■ **WHAT YOU HAVE TO DO**
Provide only the number of lines in the listing that contain the string "title".

■ **INPUT MATERIAL**
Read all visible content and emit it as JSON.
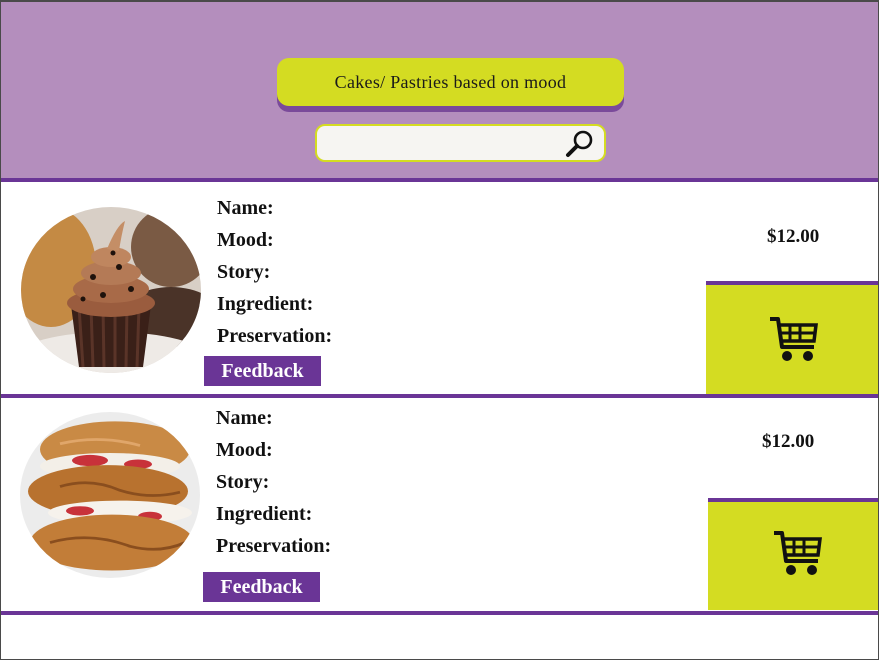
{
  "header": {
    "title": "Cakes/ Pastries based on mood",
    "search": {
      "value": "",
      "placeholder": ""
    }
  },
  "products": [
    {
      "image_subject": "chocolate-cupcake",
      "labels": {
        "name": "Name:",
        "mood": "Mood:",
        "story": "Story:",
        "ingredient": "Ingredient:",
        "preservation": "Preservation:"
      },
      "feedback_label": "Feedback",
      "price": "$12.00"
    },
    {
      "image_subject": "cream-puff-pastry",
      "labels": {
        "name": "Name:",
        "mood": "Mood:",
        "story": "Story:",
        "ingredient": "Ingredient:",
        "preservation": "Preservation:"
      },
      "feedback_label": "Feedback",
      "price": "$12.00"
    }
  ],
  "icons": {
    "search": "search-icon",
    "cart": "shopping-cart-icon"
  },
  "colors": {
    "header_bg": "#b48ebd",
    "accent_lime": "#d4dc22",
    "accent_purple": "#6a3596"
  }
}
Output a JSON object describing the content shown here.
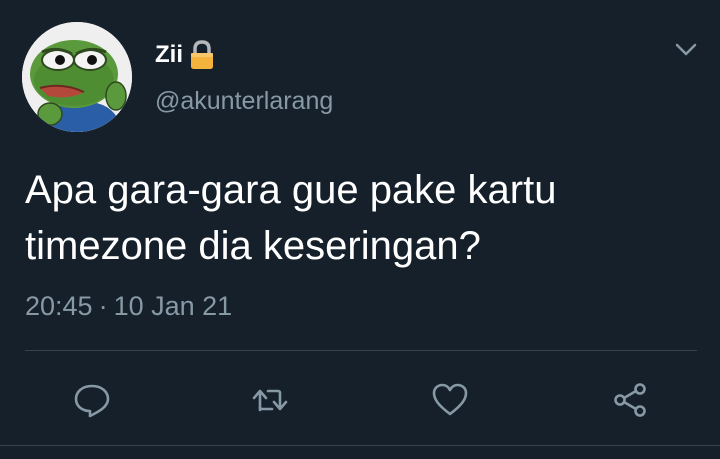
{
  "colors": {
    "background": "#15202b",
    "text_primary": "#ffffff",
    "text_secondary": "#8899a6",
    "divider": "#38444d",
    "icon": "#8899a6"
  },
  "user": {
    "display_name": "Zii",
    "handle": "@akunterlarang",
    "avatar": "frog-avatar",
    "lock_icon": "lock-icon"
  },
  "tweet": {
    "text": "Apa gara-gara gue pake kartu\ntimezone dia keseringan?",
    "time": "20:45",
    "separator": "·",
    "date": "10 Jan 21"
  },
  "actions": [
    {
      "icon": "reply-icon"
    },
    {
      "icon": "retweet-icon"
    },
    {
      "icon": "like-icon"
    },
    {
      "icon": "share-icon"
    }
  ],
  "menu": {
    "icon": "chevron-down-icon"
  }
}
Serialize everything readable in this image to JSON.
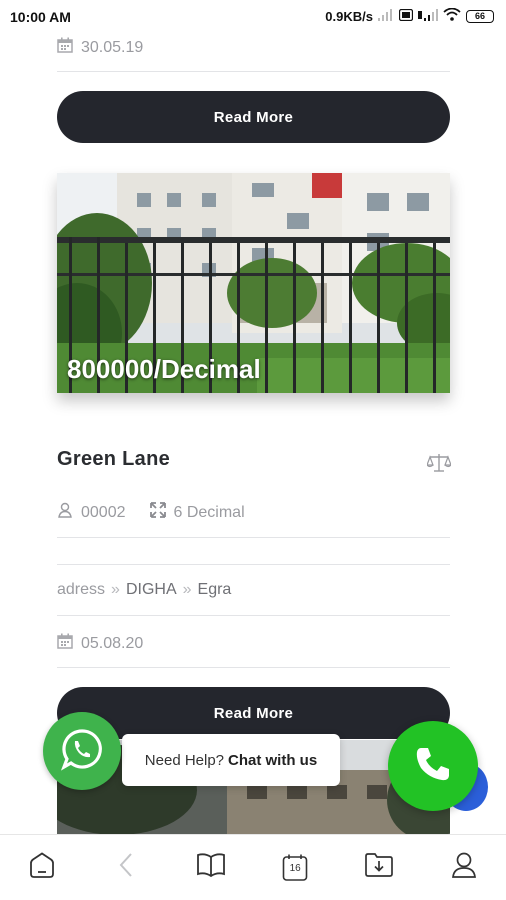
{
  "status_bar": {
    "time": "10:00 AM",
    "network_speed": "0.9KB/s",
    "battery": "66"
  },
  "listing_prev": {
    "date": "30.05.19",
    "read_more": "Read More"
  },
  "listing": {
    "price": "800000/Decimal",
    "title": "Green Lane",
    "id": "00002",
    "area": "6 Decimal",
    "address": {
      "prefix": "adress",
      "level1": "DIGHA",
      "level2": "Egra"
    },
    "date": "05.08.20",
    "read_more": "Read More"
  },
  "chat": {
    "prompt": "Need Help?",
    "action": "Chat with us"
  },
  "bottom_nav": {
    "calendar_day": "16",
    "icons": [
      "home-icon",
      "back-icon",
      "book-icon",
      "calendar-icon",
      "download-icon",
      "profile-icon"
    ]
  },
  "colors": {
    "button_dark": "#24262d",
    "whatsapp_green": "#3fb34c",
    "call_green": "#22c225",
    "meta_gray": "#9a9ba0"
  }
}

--

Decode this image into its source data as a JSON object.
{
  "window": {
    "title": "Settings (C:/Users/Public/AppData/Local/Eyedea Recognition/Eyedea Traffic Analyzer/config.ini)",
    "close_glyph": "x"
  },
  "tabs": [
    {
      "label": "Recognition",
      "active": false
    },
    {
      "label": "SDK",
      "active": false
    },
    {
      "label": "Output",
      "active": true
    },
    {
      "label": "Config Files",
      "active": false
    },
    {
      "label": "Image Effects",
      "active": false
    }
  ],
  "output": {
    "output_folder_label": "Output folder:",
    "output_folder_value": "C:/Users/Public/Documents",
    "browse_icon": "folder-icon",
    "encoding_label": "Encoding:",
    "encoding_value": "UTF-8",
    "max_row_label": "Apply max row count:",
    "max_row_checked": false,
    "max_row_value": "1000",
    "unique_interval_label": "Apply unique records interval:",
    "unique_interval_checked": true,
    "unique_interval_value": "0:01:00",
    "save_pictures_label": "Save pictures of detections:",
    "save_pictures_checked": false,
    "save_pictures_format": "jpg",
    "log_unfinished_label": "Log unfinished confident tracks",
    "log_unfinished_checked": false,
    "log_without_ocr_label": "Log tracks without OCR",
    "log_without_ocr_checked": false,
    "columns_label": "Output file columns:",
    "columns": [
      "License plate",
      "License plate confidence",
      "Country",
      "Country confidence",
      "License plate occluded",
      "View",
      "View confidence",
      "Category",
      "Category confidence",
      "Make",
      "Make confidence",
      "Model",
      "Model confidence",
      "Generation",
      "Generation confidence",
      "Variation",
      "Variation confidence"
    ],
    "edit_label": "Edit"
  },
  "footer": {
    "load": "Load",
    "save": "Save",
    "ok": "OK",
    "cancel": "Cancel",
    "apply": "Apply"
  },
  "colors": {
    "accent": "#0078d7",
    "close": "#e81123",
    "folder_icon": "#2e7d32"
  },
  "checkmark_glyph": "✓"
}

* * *

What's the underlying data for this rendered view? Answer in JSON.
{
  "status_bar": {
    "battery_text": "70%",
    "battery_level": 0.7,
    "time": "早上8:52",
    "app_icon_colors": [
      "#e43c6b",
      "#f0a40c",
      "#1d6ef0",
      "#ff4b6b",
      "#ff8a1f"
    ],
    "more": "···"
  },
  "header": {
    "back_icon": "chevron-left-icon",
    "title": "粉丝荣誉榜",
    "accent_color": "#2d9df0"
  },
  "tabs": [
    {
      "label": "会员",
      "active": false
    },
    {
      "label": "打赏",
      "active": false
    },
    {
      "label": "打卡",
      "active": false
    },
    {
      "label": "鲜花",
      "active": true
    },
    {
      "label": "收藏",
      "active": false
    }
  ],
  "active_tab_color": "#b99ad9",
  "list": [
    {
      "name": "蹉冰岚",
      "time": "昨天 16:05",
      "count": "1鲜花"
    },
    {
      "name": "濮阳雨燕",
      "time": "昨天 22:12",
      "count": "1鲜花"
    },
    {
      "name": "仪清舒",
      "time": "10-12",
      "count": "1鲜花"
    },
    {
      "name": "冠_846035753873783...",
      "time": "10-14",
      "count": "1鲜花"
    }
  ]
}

■ **EXERCISE SOLUTION**
4